Above all else, Decorum is a grand world-building experience: similar to Hickman’s series East of West, but even bigger. But the good news is that the reader does not have to be fully invested in the descriptions of the galactic sectors, the competing organizations (the Church of the Singularity and the Union of Frontier Worlds), or the many worlds in the story to follow the narrative. It’s enough to understand the basic setup on the planet where the action takes place. For example, one of the earliest stories takes place on Daeldus, which was originally an entirely liquid world. Since terraforming it is still subject to tidal patterns, which causes its cities to constantly rearrange themselves.
This is the world where Neha (who is working as a courier) meets the deadly assassin Imogen. Neha is rough and literally unwashed, but Imogen sees potential in her, and sponsors her entry into the Sisterhood of Man: the elite school for assassins where she was trained. Neha is clearly a poor fit–even surviving the training looks dicey at various points–but eventually she graduates to training assassinations accompanied by Imogen. What she lacks in killing techniques she makes up for in spunk. As this is happening, there is also a parallel narrative involving a cosmic egg and a resurrection cycle. Both the Church and the Union want to control it.
These two narrative threads come together when the Union hires the Sisterhood to either find the Egg unhatched, or bring them the dead body of the occupant if it has hatched. Imogen, Neha and the hatched creator of the God-A.I. have a different idea: they convince the Sisterhood to assault the robot world where God is located, so they can reprogram it. Things work out, in an especially surprising way for Neha, setting up the next chapter: Decorum and the Womanly Art of Empire.
It’s a complicated, sprawling saga. But Mike Huddleston’s stunning art absolutely sells it. The illustrations range from intimate character studies, to dynamic fight scenes, to big abstract cosmic events. Monochrome line drawings give way to shifting areas of color to lurid color sequences (this is especially true of cosmic events). All of it is absolutely beautiful, and the constant shifts in drawing and coloring techniques provide regular surprises for the reader. The collection ends with a large collection of terrific covers.
This collects the first half of a twelve-issue maxiseries that brings back Christopher Chance, the Human Target. Created by Len Wein and Carmine Infantino and introduced in 1972, Chance is a private detective and bodyguard who assumes the identities of his clients in order to protect them. My history with the character dates entirely from the Vertigo minseries, graphic novel, and ongoing series written by Peter Milligan, with art by Edvin Biuković, Lee Loughridge, Javier Pulido, Dave Stewart, and Cliff Chiang.
As the story opens, Chance is impersonating Lex Luthor. As always, he manages to capture everything: Luthor’s physical appearance, voice, and mannerisms. Chance is so preternaturally good at this that it is almost a superpower.

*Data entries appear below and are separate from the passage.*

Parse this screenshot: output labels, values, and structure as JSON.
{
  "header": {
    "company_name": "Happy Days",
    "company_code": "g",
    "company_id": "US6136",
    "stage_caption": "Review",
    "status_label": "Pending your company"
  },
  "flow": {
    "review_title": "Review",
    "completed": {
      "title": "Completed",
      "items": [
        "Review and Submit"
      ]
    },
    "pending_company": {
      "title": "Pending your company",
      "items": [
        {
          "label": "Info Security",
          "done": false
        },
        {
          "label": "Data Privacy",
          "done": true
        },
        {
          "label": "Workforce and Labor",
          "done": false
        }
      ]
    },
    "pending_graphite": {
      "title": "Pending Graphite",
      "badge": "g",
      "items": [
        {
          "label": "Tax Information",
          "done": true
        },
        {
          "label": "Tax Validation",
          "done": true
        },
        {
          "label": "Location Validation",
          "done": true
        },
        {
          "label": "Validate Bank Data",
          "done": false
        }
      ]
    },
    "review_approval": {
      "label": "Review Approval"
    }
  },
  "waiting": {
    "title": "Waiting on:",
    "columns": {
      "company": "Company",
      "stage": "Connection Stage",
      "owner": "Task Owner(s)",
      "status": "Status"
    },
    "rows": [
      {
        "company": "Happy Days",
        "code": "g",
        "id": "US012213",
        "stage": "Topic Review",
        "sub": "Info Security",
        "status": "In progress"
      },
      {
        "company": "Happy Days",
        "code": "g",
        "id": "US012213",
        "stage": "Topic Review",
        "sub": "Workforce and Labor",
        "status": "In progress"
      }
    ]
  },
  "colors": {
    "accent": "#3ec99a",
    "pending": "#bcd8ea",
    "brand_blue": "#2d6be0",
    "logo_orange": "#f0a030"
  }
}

But in this case things have gone seriously sideways: someone has poisoned him (thinking he was Luthor) with an exotic, slow acting poison. He has twelve days to solve his own murder. And his suspects must all be members of the Justice League International, as they are the only ones who could have had access to the deadly compound.
Chance finds himself romantically involved with Ice, which puts him in conflict with her jealous ex, chauvinist Green Lantern Guy Gardner. He and Ice meet with the JLI members one by one, looking for clues about who hated Luthor enough to assassinate him. Everything about this is radically different from the Vertigo series, which had no connection to the larger DC Universe. But the classic detective noir tone is present, so the character of Chance feels real. And the mystery is waiting to be solved. King and Smallwood present a recognizable Chirstopher Chance, one who could be expected to solve it. I look forward to reading the conclusion.